She talked a bit about the demand for such mobile broadcast. The first demand concerns the accessibility to existing content (tv channels and shows that people miss). Showing charts, she demonstrated how the audience curves are different from home-tv, with peaks between 6-8pm (big peaks in home tV are after 8pm). They discovered that most of tv-channels are wondering what to put there.

The main limit she mentioned in mobile situation is the autonomy of the device, lots of people need to limit their mobile-tv usage on their phone, to keep some power left for using it to communicate with others.

Anne Bationo-Tillon (France Telecom R&D) Anne, an HCI/ergonomist researcher addressed the usages and practices of mobile devices related to Mobile TV, through various studies her team carried out at Orange. The sort of studies they do are mostly qualitative, aiming at revealing usage logics and dynamics about reception/production of contents, when and where they are used and the link with the context in which they're employed.

Some results: About the place where mobile contents are consumed: - at home: sit or on bed (protected space), avaiability of preferred content (when dad or husband is watching soccer) or used as a second screen. The interesting aspect they notice is the flexibility of the posture in diverse situations (people laying on bed and looking at the phone above) - "static mobility": sat in public transport, or in gardens...

The content is mostly consumed as an interstitial moments (free time, between two activities), also targeted at short contents. Some means: For 3G: 10minutes, For Video glasses: between 20 and 45 minutes, for laptops: 90minutes. As for the links with the environment: in private places = to isolate oneself (one's "bubble") and in public places to be disengaged from others (in public transports for example) and get some distractions.

Anne also tried to describe her vision about the mid-term evolution of mobile devices. Some highlights she gave: - a different place depending on the ages: multimedia (kids) versus instrumental/utilitarian object (more than 30s) - the range of usages is increasing depending on the memory of mobile phone - purists will still have their dedicated devices (console for gaming, camera for pictures) but the cell phone is a way to replace them when you can't carry lots of thing or in certain contexts. - a fine and reinforced articulation between the mobile phone and other devices... As Ernest Adams (that I mentioned the other day), she claimed that other mobile devices will include phone (or communication) capabilities. It's indeed the case with the DS and the pictochat but the inclusion of 3G in a game console or a digital camera remains to be seen...

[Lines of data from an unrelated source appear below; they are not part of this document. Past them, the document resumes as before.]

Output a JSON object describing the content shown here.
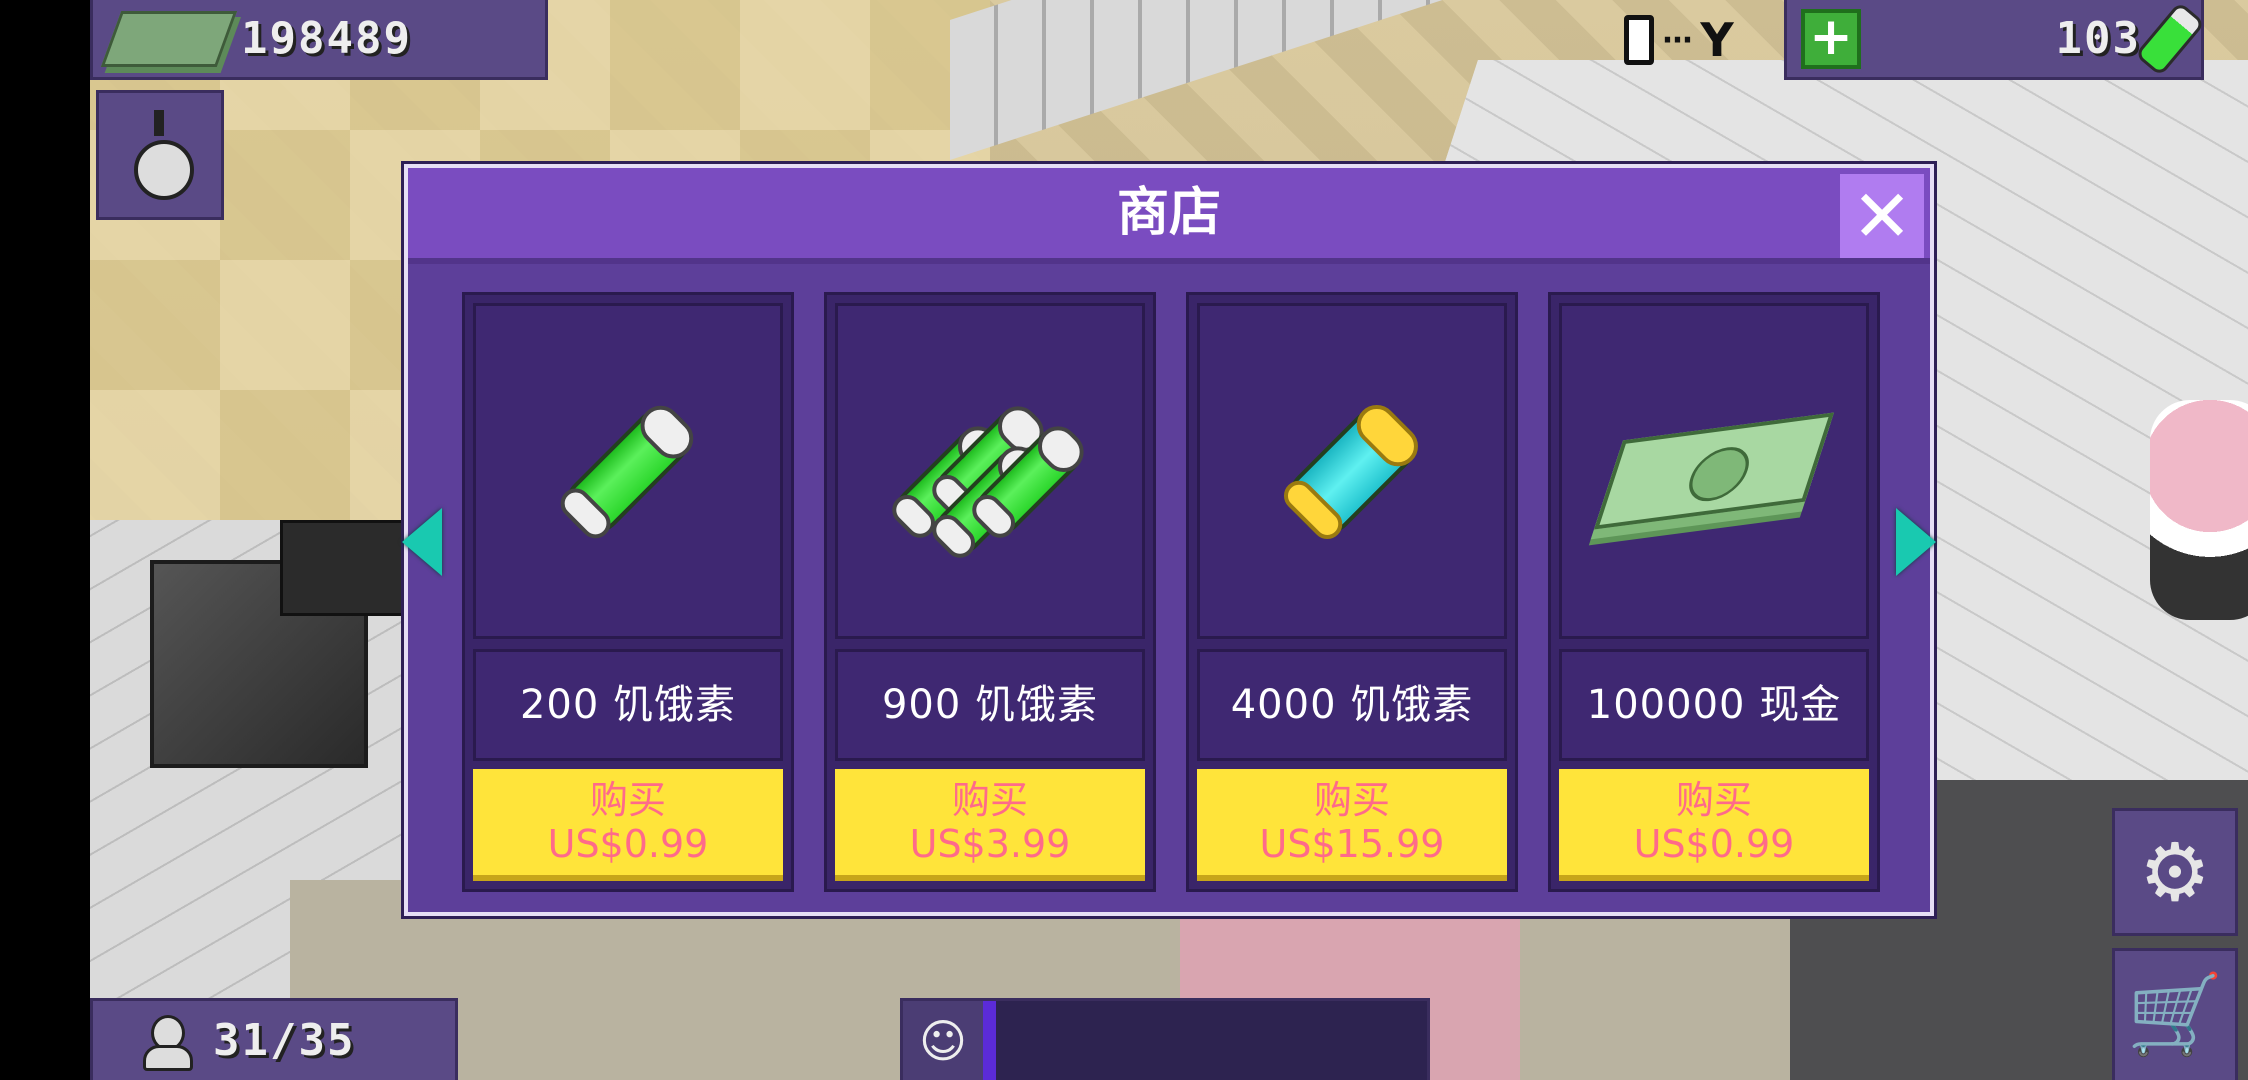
{
  "hud": {
    "money": "198489",
    "hunger_points": "103",
    "population": "31/35",
    "happiness_progress_percent": 3
  },
  "shop": {
    "title": "商店",
    "close_symbol": "✕",
    "products": [
      {
        "label": "200 饥饿素",
        "buy": "购买",
        "price": "US$0.99",
        "icon": "single-hunger-tube-icon"
      },
      {
        "label": "900 饥饿素",
        "buy": "购买",
        "price": "US$3.99",
        "icon": "hunger-tube-bundle-icon"
      },
      {
        "label": "4000 饥饿素",
        "buy": "购买",
        "price": "US$15.99",
        "icon": "cyan-hunger-tube-icon"
      },
      {
        "label": "100000 现金",
        "buy": "购买",
        "price": "US$0.99",
        "icon": "cash-stack-icon"
      }
    ]
  },
  "icons": {
    "settings": "⚙",
    "cart": "🛒",
    "plus": "+",
    "cheer": "☺",
    "signal": "⋯",
    "network": "Y"
  },
  "colors": {
    "panel": "#5d3f9a",
    "header": "#7a4cc0",
    "buy_button": "#ffe43a",
    "price_text": "#ff6a8a",
    "arrow": "#19c9b0"
  }
}
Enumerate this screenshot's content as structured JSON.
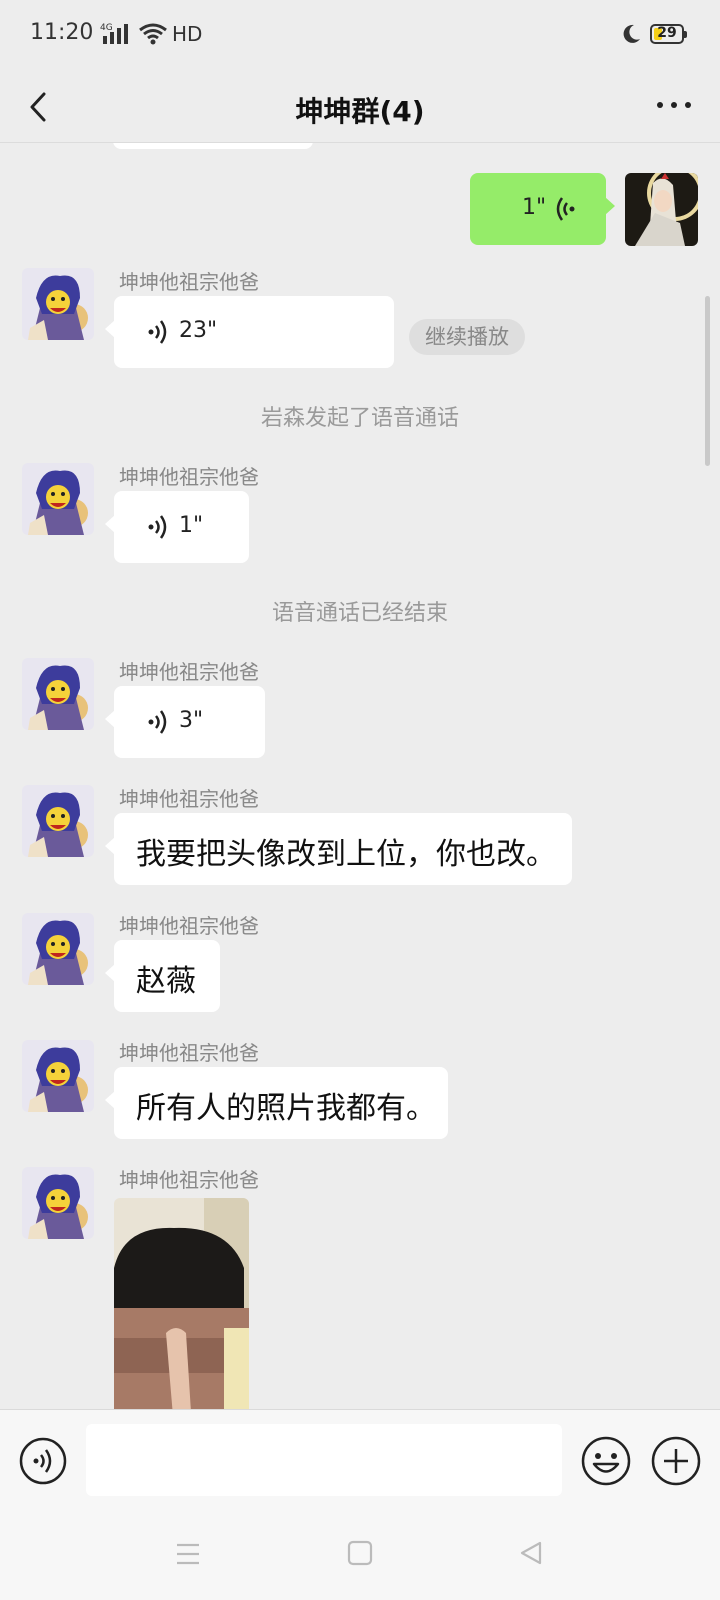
{
  "status_bar": {
    "time": "11:20",
    "network": "4G",
    "hd": "HD",
    "battery": "29"
  },
  "header": {
    "title": "坤坤群(4)"
  },
  "messages": {
    "sent_voice_duration": "1\"",
    "m1": {
      "sender": "坤坤他祖宗他爸",
      "duration": "23\"",
      "continue_label": "继续播放"
    },
    "system1": "岩森发起了语音通话",
    "m2": {
      "sender": "坤坤他祖宗他爸",
      "duration": "1\""
    },
    "system2": "语音通话已经结束",
    "m3": {
      "sender": "坤坤他祖宗他爸",
      "duration": "3\""
    },
    "m4": {
      "sender": "坤坤他祖宗他爸",
      "text": "我要把头像改到上位，你也改。"
    },
    "m5": {
      "sender": "坤坤他祖宗他爸",
      "text": "赵薇"
    },
    "m6": {
      "sender": "坤坤他祖宗他爸",
      "text": "所有人的照片我都有。"
    },
    "m7": {
      "sender": "坤坤他祖宗他爸"
    }
  },
  "input": {
    "placeholder": ""
  },
  "colors": {
    "background": "#ededed",
    "sent_bubble": "#95ec69",
    "received_bubble": "#ffffff"
  },
  "icons": [
    "back-icon",
    "more-icon",
    "voice-wave-icon",
    "voice-toggle-icon",
    "emoji-icon",
    "plus-icon",
    "menu-icon",
    "home-icon",
    "back-triangle-icon"
  ]
}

Why do I blog this? a very interesting overview of the area, and good discussions with practitioners who really have pragmatic issues far from über cool pervasive gaming applications (but still opened to hear about it).